You’re in the woods, lost, confused and starving. Night is closing in soon. You need to eat, or you won’t make it to see the dawn. All you have in your possession is a flint, knife, some bacon, eggs and a paper bag. Also, due to an unfortunate stomach condition, if you ate the eggs or bacon raw, you would die. Would you be able to survive the night?
If your son or daughter had attended one of Scouts Canada’s wilderness camp weeks in the past, you would probably know that you can start a fire with the flint and knife, and cook the bacon and eggs in the paper bag over the fire, without watching your meal go up in flames.
This is just an example of one of the survival skills that youth between nine and 14 learn about during the wilderness camps, two of which are held in the South Okanagan at Camp Boyle near Summerland. If you think knowing how to cook breakfast in a bag would never be useful in real life, don’t worry, there are many other more practical skills the youth pick up — skills that are going out of style.
“A lot of the skills taught here aren’t so common anymore,” said Dilbert, a team leader with the camp. The leaders with the camp don’t use their real names, due to concerns over social media.
“It’s become an electronic generation of sorts. You’re taking them out in the bush, and showing that you can have fun shooting bows and arrows, starting fires, stuff like that — being outside and you don’t have to be inside all the time to have fun.”

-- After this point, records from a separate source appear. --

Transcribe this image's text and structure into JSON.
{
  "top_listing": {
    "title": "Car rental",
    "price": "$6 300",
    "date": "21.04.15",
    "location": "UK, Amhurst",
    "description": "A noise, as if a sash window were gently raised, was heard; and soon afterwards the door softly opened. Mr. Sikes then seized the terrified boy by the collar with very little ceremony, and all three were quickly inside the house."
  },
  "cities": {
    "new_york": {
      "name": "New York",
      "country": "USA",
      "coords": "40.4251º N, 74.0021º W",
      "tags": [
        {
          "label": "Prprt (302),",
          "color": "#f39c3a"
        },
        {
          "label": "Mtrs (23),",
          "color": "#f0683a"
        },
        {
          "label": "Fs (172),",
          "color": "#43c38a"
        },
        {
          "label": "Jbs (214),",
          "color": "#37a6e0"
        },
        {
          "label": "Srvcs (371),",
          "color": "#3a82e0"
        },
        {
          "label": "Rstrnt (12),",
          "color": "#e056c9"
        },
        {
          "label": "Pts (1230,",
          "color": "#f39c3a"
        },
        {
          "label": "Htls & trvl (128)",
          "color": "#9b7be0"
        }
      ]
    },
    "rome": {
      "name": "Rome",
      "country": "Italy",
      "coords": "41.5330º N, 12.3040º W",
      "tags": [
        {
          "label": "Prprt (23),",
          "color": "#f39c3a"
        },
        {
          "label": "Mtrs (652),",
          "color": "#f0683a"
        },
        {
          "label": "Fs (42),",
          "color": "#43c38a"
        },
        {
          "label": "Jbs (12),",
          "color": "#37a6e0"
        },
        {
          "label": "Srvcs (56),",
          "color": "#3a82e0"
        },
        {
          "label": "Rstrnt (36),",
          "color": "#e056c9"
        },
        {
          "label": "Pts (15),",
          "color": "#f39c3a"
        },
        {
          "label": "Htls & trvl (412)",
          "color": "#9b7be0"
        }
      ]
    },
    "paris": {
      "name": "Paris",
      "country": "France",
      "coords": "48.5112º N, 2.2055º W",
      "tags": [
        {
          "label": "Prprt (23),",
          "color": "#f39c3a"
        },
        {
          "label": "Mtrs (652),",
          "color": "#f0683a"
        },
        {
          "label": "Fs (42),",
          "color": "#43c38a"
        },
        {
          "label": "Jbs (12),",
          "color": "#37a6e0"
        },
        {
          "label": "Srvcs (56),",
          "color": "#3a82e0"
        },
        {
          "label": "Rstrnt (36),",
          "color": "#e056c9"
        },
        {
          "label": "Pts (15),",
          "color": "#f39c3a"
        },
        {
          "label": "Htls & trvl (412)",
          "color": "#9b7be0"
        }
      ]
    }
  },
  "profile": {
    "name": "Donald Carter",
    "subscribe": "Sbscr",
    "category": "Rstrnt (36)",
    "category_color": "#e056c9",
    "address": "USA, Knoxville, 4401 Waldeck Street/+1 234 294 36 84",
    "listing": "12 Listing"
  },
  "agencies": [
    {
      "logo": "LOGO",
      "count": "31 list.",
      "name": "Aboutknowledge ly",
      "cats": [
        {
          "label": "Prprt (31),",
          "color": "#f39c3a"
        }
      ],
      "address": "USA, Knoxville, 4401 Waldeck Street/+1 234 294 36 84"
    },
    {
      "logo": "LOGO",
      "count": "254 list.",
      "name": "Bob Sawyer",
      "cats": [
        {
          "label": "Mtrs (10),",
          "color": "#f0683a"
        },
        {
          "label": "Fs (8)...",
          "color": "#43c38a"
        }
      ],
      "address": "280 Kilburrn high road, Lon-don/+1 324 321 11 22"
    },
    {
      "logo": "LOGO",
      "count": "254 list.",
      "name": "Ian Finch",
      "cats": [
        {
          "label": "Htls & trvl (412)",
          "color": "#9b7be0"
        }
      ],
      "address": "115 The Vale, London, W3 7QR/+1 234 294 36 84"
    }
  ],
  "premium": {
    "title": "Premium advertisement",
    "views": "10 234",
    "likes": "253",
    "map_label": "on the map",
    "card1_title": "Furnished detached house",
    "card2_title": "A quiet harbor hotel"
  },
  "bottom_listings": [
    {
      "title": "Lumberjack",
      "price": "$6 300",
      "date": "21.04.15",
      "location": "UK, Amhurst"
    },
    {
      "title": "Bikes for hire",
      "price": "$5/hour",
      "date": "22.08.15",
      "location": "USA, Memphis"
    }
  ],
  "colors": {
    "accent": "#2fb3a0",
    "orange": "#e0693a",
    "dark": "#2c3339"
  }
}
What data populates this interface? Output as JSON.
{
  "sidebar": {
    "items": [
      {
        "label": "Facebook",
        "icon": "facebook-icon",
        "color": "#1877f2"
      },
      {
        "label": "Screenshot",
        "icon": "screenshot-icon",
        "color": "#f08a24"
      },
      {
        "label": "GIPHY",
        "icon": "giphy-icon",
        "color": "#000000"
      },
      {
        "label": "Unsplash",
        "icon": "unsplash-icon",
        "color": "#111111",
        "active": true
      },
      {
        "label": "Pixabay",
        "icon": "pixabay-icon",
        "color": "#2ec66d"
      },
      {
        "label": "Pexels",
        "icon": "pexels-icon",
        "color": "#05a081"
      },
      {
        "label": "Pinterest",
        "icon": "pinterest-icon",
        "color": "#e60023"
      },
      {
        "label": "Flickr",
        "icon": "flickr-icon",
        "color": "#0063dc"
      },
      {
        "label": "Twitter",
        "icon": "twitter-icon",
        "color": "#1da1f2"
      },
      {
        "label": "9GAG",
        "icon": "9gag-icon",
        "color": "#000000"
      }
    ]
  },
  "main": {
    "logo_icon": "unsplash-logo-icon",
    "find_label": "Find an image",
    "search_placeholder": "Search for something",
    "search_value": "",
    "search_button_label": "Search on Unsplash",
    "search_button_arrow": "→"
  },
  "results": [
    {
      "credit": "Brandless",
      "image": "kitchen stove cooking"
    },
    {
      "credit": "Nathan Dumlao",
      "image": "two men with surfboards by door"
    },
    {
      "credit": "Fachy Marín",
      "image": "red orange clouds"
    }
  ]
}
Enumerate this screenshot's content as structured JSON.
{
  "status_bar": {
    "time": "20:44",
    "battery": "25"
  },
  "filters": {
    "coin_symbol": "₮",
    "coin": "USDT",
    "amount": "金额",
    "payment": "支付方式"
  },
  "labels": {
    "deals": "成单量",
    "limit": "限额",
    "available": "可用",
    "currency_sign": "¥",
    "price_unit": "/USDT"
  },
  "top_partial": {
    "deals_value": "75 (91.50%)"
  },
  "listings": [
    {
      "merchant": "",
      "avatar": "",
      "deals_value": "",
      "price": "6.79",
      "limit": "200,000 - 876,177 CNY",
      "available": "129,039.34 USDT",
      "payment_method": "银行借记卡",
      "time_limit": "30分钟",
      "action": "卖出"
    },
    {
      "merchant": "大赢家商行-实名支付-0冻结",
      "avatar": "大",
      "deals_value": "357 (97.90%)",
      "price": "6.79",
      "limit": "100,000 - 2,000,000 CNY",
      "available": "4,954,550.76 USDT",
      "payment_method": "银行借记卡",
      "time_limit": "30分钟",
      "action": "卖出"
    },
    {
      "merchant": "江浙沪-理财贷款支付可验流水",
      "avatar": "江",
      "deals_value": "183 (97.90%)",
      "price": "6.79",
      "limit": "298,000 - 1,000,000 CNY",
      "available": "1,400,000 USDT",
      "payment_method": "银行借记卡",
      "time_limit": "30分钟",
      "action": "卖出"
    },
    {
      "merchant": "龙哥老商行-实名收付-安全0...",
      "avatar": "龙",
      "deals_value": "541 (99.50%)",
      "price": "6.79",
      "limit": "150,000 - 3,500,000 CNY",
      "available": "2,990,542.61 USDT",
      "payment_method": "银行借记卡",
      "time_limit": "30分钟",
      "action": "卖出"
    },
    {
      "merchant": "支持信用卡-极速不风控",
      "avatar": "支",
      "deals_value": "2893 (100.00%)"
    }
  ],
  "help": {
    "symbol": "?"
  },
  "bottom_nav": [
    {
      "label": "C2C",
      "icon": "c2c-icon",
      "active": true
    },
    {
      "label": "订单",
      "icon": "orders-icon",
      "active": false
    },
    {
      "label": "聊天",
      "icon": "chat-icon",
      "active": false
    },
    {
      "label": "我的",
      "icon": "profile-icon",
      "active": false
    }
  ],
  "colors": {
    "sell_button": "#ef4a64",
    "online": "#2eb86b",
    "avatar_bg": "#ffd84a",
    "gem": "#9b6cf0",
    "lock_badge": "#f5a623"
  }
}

Dilbert is joined by other post-secondary students from the area to help lead the camp, who come from many different areas of study, but are brought together by their passion for the outdoors.
It’s Dilbert’s second year being a team leader with the program, and he said that he already has great memories from last summer, which much like fireworks, didn’t last long but burned so brightly
“We did what was called a flaming arrow, where we strung a string between a tree and a firepit, and then we set the arrow on fire and launched it down, and just watching their faces when that happened and the fire lit and burst into flames and just their amazement at it. Nothing can beat it,” he said.
As well, the kids at the camp learn about the science behind these skills, such as how an improvised, solar-powered convection oven works, the math behind constructed shelters to ensure they don’t collapse, or even just how bacon fat changes the ignition temperature of a paper bag, making it entirely possible to cook breakfast in one.
The camps, which are entering their fourth year in the Okanagan, are extremely popular, with many youth returning year after year. Ann Armstrong, community development worker with Scouts Canada, said the camp has a 52 per cent return rate, and the kids get an experience they can’t find anywhere else.
“I’ve got kids that started coming because they happened to live in the Okanagan, and two years ago moved to Vancouver and they return,” she said. “They fly back or come back for this camp, because they haven’t found any other camp similar to the skills and the camaraderie with team leaders and sense of development.”
The purpose of the camp, said Armstrong, is to change the youth’s perception of nature.
“I want them walking away from the camp with a sense of being inspired and being confident with being in nature,” said Armstrong.
“I’m hoping they’ll walk away being inspired with how much fun and how amazing nature is and what it can provide and the natural playground it gives us.”
There will be two camps in the South Okanagan area, both being held at Camp Boyle near Summerland. The first, which runs from July 2-6, is the advanced wilderness adventures camp for 12 to 14-year-olds. This camp teaches more challenging skills and features an overnight hiking trip. The other camp, the wilderness fun camp, runs July 8-13 and is designed for children aged 9-12. For more information on these camps or to register, visit www.adventurecamps.ca.